Extracted data entries:
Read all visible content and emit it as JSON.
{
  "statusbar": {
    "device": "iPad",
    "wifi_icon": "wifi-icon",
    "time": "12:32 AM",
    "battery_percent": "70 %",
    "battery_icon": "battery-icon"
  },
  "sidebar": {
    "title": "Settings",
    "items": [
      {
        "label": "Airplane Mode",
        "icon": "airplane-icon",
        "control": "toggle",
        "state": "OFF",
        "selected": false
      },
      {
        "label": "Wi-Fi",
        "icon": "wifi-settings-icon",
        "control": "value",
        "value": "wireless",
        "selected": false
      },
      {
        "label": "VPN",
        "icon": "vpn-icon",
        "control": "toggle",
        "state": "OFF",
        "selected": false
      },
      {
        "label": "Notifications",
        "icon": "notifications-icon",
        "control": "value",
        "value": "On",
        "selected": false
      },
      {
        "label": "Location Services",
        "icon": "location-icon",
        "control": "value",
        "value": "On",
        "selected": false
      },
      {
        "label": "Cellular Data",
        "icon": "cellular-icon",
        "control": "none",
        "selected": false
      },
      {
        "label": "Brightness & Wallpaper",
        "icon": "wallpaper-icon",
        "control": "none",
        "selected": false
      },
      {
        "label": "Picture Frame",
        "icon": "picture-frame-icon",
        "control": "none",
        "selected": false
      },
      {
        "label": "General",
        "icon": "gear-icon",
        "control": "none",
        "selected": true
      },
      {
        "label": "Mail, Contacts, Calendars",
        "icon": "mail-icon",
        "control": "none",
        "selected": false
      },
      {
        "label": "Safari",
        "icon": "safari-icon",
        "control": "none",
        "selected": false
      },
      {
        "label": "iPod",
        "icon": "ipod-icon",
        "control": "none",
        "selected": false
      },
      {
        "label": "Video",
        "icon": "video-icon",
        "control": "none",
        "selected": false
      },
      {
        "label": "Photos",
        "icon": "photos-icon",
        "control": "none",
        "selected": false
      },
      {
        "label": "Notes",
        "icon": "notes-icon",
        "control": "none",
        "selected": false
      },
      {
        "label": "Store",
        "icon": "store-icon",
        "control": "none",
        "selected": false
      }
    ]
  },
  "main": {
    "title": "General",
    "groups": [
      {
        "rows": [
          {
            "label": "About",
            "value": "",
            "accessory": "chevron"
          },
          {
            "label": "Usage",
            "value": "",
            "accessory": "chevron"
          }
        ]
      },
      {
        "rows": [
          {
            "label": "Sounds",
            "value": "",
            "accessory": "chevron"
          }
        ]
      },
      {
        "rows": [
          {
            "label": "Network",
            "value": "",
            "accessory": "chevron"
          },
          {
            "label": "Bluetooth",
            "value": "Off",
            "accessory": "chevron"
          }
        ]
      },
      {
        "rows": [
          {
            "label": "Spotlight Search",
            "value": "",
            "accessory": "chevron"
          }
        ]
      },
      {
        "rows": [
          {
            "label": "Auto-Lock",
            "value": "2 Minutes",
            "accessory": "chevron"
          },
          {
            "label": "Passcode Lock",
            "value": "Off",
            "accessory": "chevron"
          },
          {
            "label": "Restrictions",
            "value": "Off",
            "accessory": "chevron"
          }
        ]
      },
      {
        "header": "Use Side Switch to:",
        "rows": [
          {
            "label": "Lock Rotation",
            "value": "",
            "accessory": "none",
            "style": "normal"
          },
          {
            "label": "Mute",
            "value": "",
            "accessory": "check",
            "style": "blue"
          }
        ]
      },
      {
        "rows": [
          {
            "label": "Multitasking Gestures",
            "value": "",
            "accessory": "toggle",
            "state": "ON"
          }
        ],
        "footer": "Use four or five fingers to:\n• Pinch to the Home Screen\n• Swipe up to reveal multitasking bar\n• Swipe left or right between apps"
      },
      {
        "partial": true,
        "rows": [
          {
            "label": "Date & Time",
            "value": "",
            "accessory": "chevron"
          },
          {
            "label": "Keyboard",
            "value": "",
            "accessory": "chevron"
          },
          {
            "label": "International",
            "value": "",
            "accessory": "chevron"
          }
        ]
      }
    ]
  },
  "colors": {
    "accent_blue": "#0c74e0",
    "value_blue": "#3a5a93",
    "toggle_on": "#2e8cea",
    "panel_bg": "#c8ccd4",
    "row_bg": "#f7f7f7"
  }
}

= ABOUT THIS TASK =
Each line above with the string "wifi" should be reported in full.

= RESULT FOR THIS TASK =
    "wifi_icon": "wifi-icon",
        "icon": "wifi-settings-icon",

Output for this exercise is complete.